Turkish lira subdued after Istanbul blast as global markets edge up
The Turkish lira lagged an emerging market recovery on Tuesday, staying under pressure after a deadly bomb blast in central Istanbul rattled investors but failed to cause sharp losses.
The lira briefly dipped to 3.0488 per dollar, its lowest since September after news broke of the suicide bombing in Turkey’s biggest city, which killed at least 10 people.
Elsewhere in emerging markets, worries about the Chinese economy eased and most currencies made gains.
The lira recovered some ground to 3.0291, but was marginally down from 3.0250 late on Monday.
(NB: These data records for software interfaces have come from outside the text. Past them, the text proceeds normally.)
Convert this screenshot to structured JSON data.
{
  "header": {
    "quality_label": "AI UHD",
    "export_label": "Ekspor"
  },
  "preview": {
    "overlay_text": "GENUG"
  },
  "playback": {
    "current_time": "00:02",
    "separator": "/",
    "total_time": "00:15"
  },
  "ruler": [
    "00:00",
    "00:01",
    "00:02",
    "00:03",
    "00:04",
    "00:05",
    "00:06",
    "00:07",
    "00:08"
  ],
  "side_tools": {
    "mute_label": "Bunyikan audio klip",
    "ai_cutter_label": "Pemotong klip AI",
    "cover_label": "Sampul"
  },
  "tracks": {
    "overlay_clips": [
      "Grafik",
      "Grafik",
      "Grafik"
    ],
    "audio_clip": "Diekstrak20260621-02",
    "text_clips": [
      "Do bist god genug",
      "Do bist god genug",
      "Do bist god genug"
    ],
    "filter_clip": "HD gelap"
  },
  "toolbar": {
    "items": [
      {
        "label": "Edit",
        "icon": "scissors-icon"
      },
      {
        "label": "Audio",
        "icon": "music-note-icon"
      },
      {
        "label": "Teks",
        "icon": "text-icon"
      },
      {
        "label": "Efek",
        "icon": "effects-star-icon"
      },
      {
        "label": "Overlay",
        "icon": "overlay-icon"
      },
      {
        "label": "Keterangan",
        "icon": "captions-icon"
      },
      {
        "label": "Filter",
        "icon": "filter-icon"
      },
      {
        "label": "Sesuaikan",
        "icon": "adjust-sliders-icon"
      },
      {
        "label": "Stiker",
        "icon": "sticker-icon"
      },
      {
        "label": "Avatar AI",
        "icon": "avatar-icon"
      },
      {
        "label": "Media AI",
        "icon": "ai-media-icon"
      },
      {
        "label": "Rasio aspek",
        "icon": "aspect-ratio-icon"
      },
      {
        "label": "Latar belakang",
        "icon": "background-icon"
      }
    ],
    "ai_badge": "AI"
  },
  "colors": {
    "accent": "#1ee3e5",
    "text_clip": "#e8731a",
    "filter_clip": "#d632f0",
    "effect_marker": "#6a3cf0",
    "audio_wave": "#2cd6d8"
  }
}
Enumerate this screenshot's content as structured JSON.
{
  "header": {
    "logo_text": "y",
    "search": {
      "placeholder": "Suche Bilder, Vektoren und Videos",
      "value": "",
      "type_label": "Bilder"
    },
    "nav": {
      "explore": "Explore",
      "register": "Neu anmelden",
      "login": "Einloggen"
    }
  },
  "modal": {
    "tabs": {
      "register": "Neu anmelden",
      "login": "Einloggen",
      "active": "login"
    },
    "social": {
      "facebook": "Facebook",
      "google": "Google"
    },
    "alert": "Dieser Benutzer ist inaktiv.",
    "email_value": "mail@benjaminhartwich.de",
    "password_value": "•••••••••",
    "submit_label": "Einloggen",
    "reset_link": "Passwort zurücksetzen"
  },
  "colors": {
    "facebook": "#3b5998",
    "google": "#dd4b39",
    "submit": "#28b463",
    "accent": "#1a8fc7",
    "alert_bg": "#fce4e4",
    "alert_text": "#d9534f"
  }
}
Market players suggested there was no sharper drop because a degree of political risk was already factored in.
“There wasn’t a sustained negative impact in the market probably because the current levels of the exchange rate already include a certain risk premium,” said Deniz Cicek, economist at Finansbank.
Turkey’s main BIST 100 share index also turned negative after the attack before recovering and traded 1.25 percent higher by 1340 GMT at 71,936.28 points, tracking other equity markets.
A trader noted Tuesday’s explosion was not on the scale of the Ankara bombing in October, which killed more than 100 people, “so after the initial reaction the lira traded in line with emerging markets”.
However, unlike bomb attacks in Turkey last year, it had appeared to target tourists.
Some analysts said further lira depreciation was likely, due to the unfavourable broad economic backdrop.
“The negative effect of the terrorist attack …has been short-lived but the general mood in the market is lira-negative,” said XTB Securities in a note.
It said it expected the currency to drop to 3.05-3.07 before the end of the week.
The benchmark 10-year government bond yield stood at 11.31 percent, flat from Monday’s close.